• The input:

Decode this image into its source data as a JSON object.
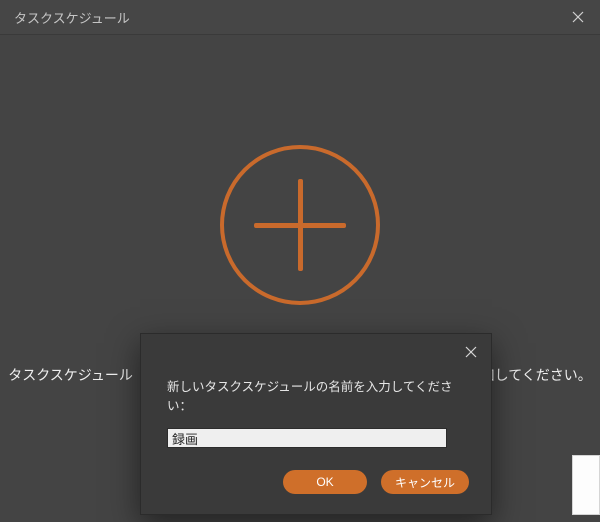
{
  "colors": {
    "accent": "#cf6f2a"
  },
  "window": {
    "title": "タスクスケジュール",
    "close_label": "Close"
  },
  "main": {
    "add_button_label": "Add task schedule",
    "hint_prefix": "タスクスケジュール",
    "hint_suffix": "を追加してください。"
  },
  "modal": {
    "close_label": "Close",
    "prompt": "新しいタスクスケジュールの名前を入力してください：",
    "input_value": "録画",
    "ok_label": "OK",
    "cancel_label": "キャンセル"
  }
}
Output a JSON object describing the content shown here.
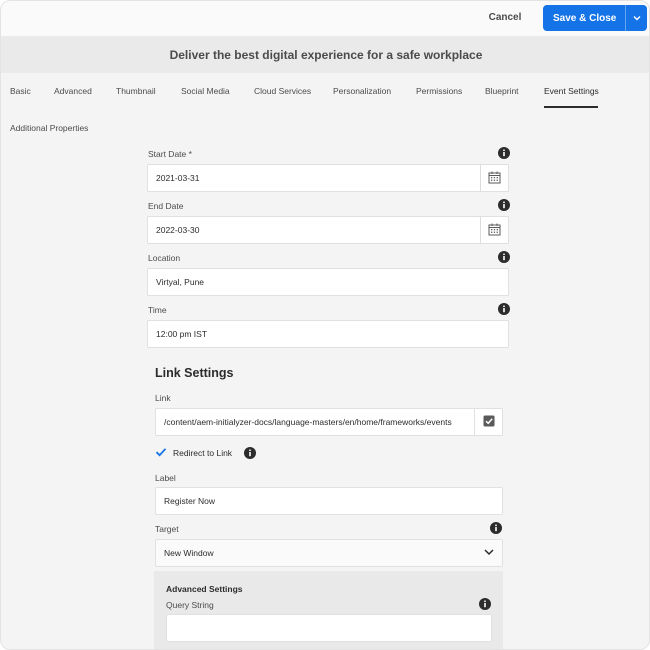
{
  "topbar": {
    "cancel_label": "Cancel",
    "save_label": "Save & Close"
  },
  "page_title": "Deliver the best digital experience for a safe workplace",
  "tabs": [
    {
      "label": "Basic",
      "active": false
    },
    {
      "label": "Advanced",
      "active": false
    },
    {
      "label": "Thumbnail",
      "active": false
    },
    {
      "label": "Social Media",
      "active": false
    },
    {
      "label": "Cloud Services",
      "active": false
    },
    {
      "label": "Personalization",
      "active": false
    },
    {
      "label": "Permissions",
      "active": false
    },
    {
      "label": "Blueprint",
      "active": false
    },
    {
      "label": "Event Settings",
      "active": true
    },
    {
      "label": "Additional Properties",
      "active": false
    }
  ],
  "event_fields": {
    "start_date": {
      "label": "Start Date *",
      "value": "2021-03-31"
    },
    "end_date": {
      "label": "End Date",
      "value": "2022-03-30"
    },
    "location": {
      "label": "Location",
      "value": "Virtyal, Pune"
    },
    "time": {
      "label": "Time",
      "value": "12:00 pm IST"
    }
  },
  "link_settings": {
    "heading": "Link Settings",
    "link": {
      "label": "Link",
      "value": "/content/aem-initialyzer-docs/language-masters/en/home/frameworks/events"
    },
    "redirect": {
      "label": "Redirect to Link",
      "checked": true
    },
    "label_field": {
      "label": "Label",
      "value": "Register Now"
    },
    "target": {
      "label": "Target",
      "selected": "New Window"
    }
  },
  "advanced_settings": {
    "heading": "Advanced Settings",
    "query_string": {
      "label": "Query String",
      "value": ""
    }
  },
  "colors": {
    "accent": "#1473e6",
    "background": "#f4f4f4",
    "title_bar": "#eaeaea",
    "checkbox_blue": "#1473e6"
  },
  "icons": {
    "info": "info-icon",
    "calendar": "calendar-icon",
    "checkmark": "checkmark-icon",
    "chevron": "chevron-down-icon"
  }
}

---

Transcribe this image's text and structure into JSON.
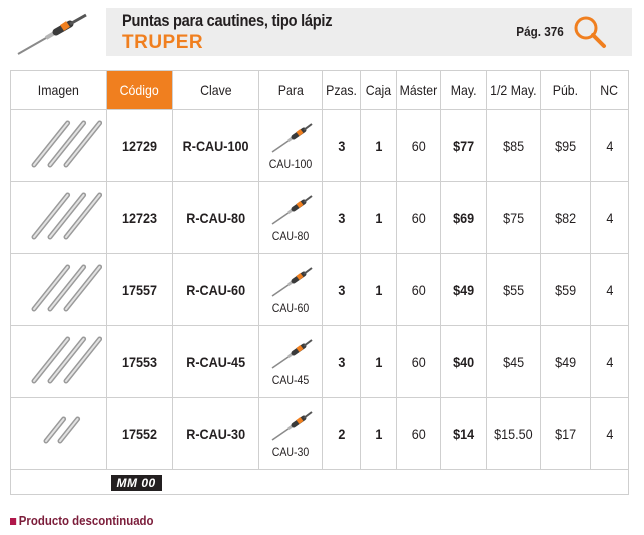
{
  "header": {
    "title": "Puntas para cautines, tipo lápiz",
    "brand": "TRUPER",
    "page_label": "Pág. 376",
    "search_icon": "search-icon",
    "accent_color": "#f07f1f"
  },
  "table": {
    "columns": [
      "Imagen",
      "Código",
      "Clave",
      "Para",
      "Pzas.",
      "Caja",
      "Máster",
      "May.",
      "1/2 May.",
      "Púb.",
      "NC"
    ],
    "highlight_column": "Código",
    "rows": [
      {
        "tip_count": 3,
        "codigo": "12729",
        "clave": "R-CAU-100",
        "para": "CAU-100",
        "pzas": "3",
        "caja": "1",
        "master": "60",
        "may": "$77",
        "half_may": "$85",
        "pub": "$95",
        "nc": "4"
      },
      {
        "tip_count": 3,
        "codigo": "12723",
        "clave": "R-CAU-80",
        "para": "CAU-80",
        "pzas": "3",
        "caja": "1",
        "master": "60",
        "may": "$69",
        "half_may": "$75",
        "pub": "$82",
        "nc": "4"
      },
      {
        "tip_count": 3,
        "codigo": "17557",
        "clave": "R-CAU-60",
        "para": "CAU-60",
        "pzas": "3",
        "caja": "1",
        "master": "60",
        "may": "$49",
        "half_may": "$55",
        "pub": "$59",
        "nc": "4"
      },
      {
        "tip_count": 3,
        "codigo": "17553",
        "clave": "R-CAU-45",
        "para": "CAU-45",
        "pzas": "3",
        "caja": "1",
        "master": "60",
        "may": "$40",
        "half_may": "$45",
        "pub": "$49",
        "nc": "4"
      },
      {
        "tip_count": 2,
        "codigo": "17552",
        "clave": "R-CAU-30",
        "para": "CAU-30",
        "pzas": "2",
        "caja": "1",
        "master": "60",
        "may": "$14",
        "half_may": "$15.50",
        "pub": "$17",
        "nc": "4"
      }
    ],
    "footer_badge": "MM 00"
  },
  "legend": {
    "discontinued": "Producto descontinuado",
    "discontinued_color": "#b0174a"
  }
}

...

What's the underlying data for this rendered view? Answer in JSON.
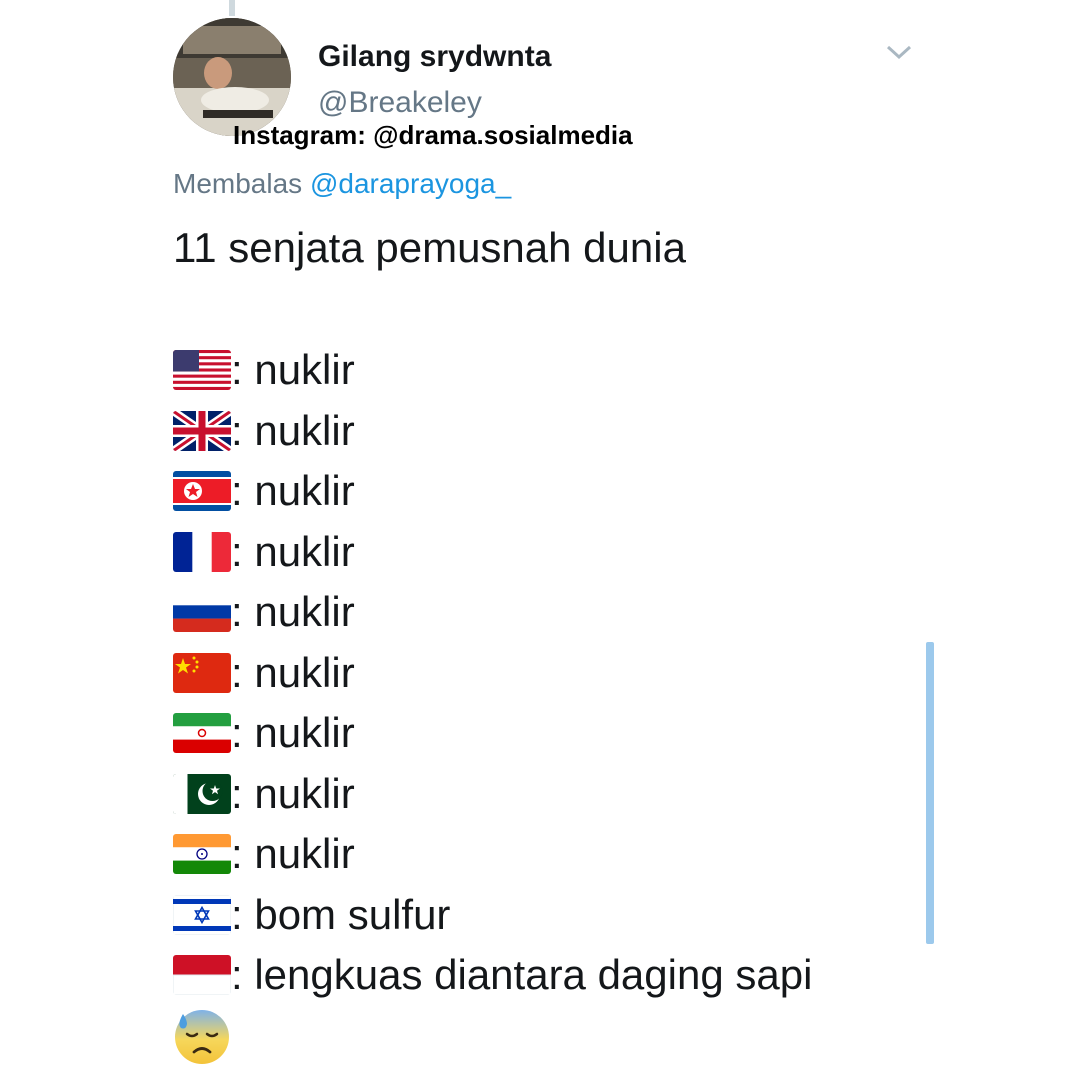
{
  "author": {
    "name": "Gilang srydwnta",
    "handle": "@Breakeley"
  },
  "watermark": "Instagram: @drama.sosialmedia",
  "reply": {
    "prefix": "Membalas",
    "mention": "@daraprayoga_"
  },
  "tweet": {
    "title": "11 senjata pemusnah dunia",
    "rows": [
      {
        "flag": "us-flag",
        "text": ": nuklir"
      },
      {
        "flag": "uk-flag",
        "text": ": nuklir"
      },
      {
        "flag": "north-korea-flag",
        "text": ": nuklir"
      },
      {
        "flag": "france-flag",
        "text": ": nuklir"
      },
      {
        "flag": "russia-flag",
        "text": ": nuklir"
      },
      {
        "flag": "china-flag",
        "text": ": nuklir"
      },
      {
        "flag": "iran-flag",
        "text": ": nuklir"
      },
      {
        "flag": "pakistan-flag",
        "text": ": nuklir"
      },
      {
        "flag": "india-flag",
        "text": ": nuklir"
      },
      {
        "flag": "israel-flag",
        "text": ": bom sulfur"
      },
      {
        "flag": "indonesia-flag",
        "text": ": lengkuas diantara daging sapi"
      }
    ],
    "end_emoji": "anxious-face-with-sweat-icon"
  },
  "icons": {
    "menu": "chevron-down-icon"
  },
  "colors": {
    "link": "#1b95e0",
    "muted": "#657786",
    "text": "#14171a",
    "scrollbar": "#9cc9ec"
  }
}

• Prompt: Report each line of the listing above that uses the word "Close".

• Response to this exercise:
    "close_label": "Close"
    "close_label": "Close",
    "save_label": "Save & Close"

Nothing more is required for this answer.